[EXERCISE DIRECTIONS]:
Tally the lines below that contain "name". The number is the whole answer.

[Stored records]:
========

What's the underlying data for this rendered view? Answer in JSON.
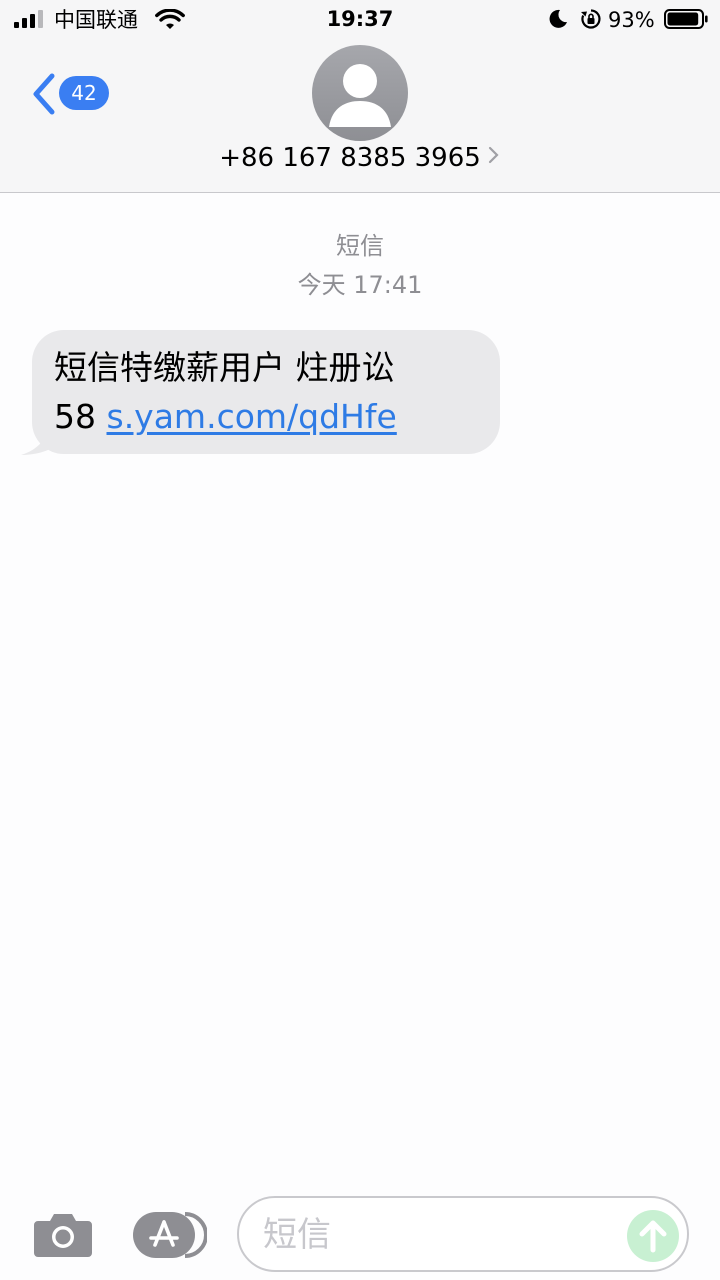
{
  "status_bar": {
    "carrier": "中国联通",
    "time": "19:37",
    "battery_percent": "93%",
    "battery_level": 0.93,
    "icons": [
      "signal-icon",
      "wifi-icon",
      "moon-icon",
      "rotation-lock-icon",
      "battery-icon"
    ]
  },
  "header": {
    "back_count": "42",
    "contact": "+86 167 8385 3965",
    "icons": [
      "chevron-left-icon",
      "avatar-icon",
      "chevron-right-icon"
    ]
  },
  "conversation": {
    "service": "短信",
    "timestamp": "今天 17:41",
    "messages": [
      {
        "direction": "incoming",
        "line1": "短信特缴薪用户 炷册讼",
        "line2_prefix": "58",
        "link": "s.yam.com/qdHfe"
      }
    ]
  },
  "composer": {
    "placeholder": "短信",
    "icons": [
      "camera-icon",
      "app-store-icon",
      "send-arrow-icon"
    ]
  },
  "colors": {
    "accent": "#3a7ef2",
    "link": "#2e7be5",
    "bubble": "#e9e9eb",
    "muted": "#8e8e93",
    "send_disabled": "#c8f0d2"
  }
}
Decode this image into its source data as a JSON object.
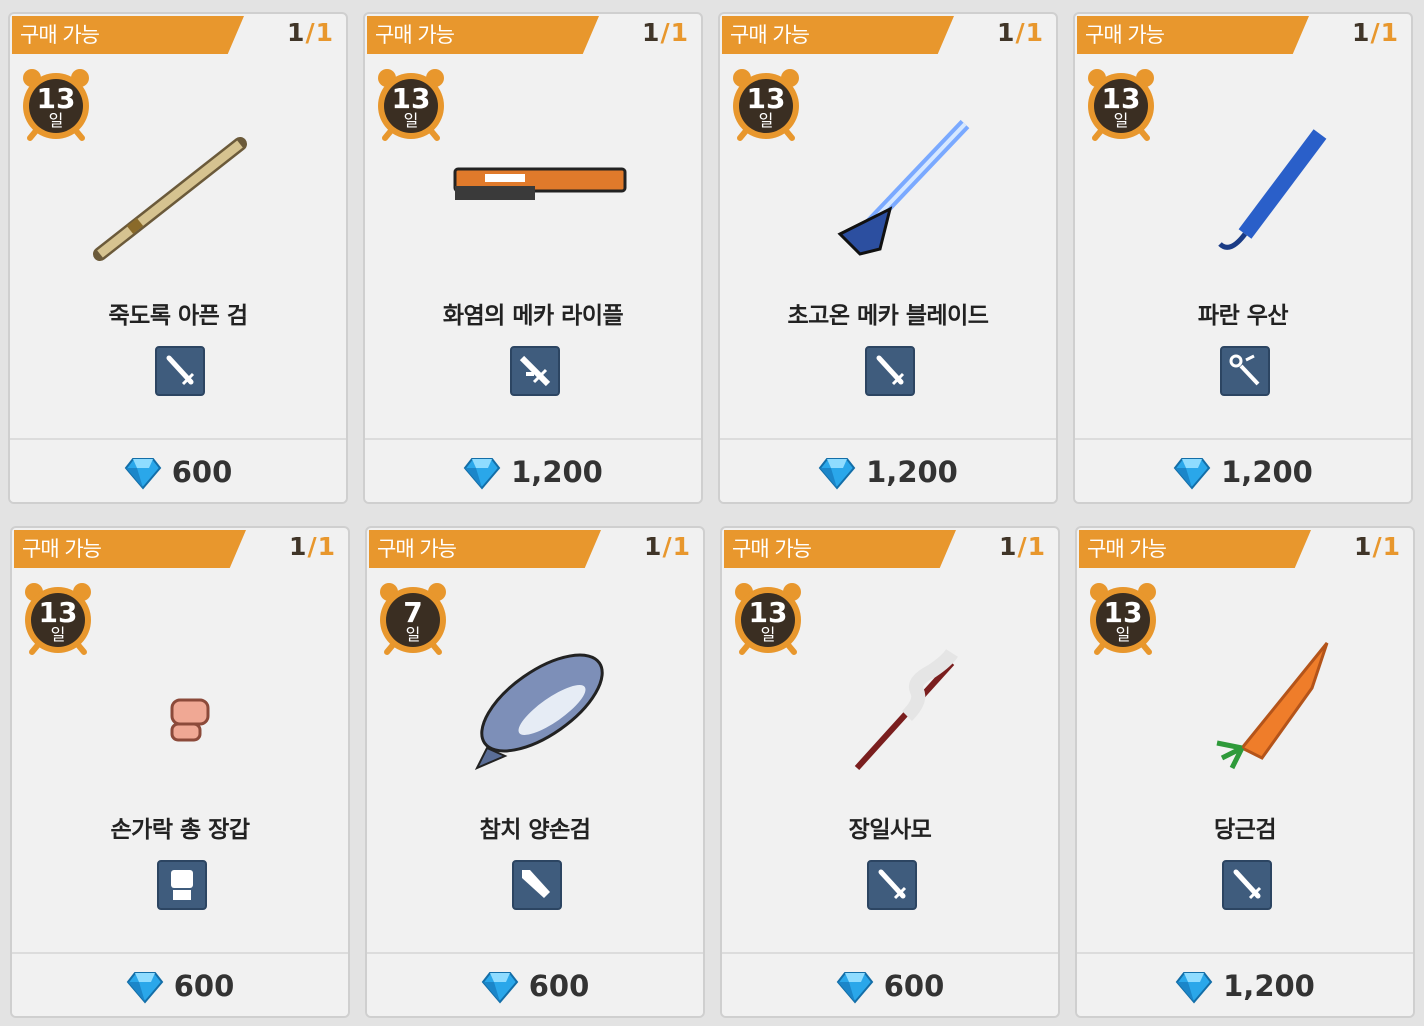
{
  "shop": {
    "items": [
      {
        "badge": "구매 가능",
        "stock_current": "1",
        "stock_sep": "/",
        "stock_max": "1",
        "days": "13",
        "days_unit": "일",
        "name": "죽도록 아픈 검",
        "type_icon": "sword-icon",
        "price": "600",
        "art": "bamboo-sword"
      },
      {
        "badge": "구매 가능",
        "stock_current": "1",
        "stock_sep": "/",
        "stock_max": "1",
        "days": "13",
        "days_unit": "일",
        "name": "화염의 메카 라이플",
        "type_icon": "rifle-icon",
        "price": "1,200",
        "art": "mecha-rifle"
      },
      {
        "badge": "구매 가능",
        "stock_current": "1",
        "stock_sep": "/",
        "stock_max": "1",
        "days": "13",
        "days_unit": "일",
        "name": "초고온 메카 블레이드",
        "type_icon": "sword-icon",
        "price": "1,200",
        "art": "mecha-blade"
      },
      {
        "badge": "구매 가능",
        "stock_current": "1",
        "stock_sep": "/",
        "stock_max": "1",
        "days": "13",
        "days_unit": "일",
        "name": "파란 우산",
        "type_icon": "wand-icon",
        "price": "1,200",
        "art": "blue-umbrella"
      },
      {
        "badge": "구매 가능",
        "stock_current": "1",
        "stock_sep": "/",
        "stock_max": "1",
        "days": "13",
        "days_unit": "일",
        "name": "손가락 총 장갑",
        "type_icon": "fist-icon",
        "price": "600",
        "art": "finger-gun-glove"
      },
      {
        "badge": "구매 가능",
        "stock_current": "1",
        "stock_sep": "/",
        "stock_max": "1",
        "days": "7",
        "days_unit": "일",
        "name": "참치 양손검",
        "type_icon": "greatsword-icon",
        "price": "600",
        "art": "tuna"
      },
      {
        "badge": "구매 가능",
        "stock_current": "1",
        "stock_sep": "/",
        "stock_max": "1",
        "days": "13",
        "days_unit": "일",
        "name": "장일사모",
        "type_icon": "sword-icon",
        "price": "600",
        "art": "serpent-spear"
      },
      {
        "badge": "구매 가능",
        "stock_current": "1",
        "stock_sep": "/",
        "stock_max": "1",
        "days": "13",
        "days_unit": "일",
        "name": "당근검",
        "type_icon": "sword-icon",
        "price": "1,200",
        "art": "carrot-sword"
      }
    ]
  },
  "colors": {
    "badge": "#e8972d",
    "type_icon_bg": "#3f5c7d",
    "timer": "#e8972d",
    "timer_face": "#3a2e22",
    "gem": "#2aa7ea"
  }
}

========

[TASK OUTPUT]:
8